As we explained, atr is used to measure volatility, so it has limited use in markets that are not liquid or subject to price swings. For example, FX pairs in which the exchange rate is controlled.
Experts suggest combining the ATR with the use of a momentum, or trend indicator, such as the RSI (relative strength index) to help with your trading decisions.
The ATR Indicator is included in the MT4, MT5 & cTrader platforms as standard and has a period setting of 14 as default, however, this is easily adjustable in the indicator preferences.
The indicator will appear as an oscillator on your trading chart, plotting the peaks and troughs of volatility over time, and if you hover your mouse over the line it will display the exact ATR at that moment.
Opening a FxPro forex demo account on Metatrader 4 or any of our other platforms is a great way practice using the indicator and get to grips with it.
Another variation of ATR that is popular is called ATR value indicator and is available as a custom MT4 indicator. The ATR value indicator is a simpler version which displays the MT4 ATR value in pips/points on the chart itself and has an option to set a multiplier.
This makes it a little easier to use to determine take-profit levels, as the MT4 ATR value is shown in the top right corner of the chart. You are also able to edit the 'period', 'multiplier' and 'unit' settings that the ATR value indicator will display.
Another advantage of the MT4 ATR value indicator over the original MT4 ATR indicator is it will not clutter your trading chart by taking up space.
An equivalent custom indicator in cTrader is called 'Average True Range Pips'.
- The Average True Range indicator is one of the most popular and widely used by traders to measure market volatility.
- It does not help to indicate price direction.
- Can be used to confirm trade entries.

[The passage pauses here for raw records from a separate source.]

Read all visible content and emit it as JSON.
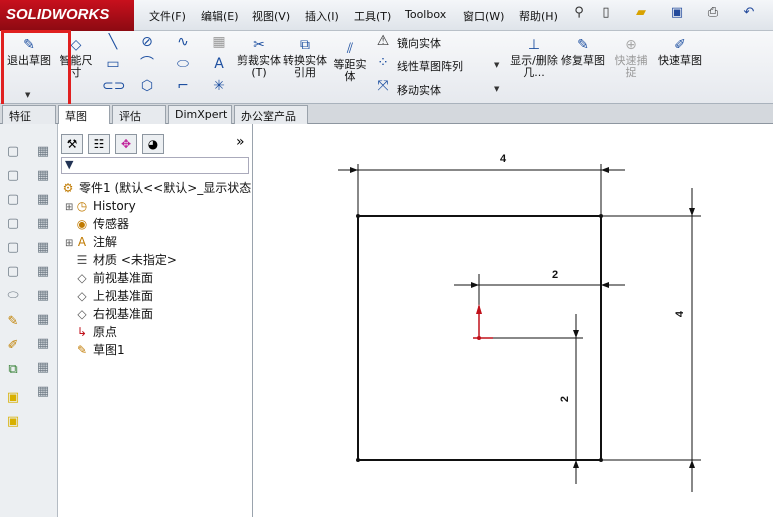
{
  "app": {
    "logo": "SOLIDWORKS"
  },
  "menu": [
    "文件(F)",
    "编辑(E)",
    "视图(V)",
    "插入(I)",
    "工具(T)",
    "Toolbox",
    "窗口(W)",
    "帮助(H)"
  ],
  "ribbon": {
    "exit_sketch": "退出草图",
    "smart_dim": "智能尺寸",
    "trim": "剪裁实体(T)",
    "convert": "转换实体引用",
    "offset": "等距实体",
    "mirror": "镜向实体",
    "linear_pattern": "线性草图阵列",
    "move": "移动实体",
    "display_delete": "显示/删除几...",
    "repair": "修复草图",
    "quick_snap": "快速捕捉",
    "rapid_sketch": "快速草图"
  },
  "tabs": [
    "特征",
    "草图",
    "评估",
    "DimXpert",
    "办公室产品"
  ],
  "active_tab": "草图",
  "tree": {
    "root": "零件1 (默认<<默认>_显示状态",
    "items": [
      {
        "label": "History",
        "icon": "history-icon",
        "expandable": true
      },
      {
        "label": "传感器",
        "icon": "sensor-icon",
        "expandable": false
      },
      {
        "label": "注解",
        "icon": "annotation-icon",
        "expandable": true
      },
      {
        "label": "材质 <未指定>",
        "icon": "material-icon",
        "expandable": false
      },
      {
        "label": "前视基准面",
        "icon": "plane-icon",
        "expandable": false
      },
      {
        "label": "上视基准面",
        "icon": "plane-icon",
        "expandable": false
      },
      {
        "label": "右视基准面",
        "icon": "plane-icon",
        "expandable": false
      },
      {
        "label": "原点",
        "icon": "origin-icon",
        "expandable": false
      },
      {
        "label": "草图1",
        "icon": "sketch-icon",
        "expandable": false
      }
    ],
    "more": "»"
  },
  "sketch": {
    "dim_top": "4",
    "dim_inner_h": "2",
    "dim_right": "4",
    "dim_inner_v": "2"
  },
  "colors": {
    "highlight": "#e02020",
    "origin": "#c0101a"
  }
}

- Is especially useful as an exit strategy, to determine SL/TP levels or position size.
Hopefully, you now have a better idea of the way the indicator works and how it can be utilized in CFD trading.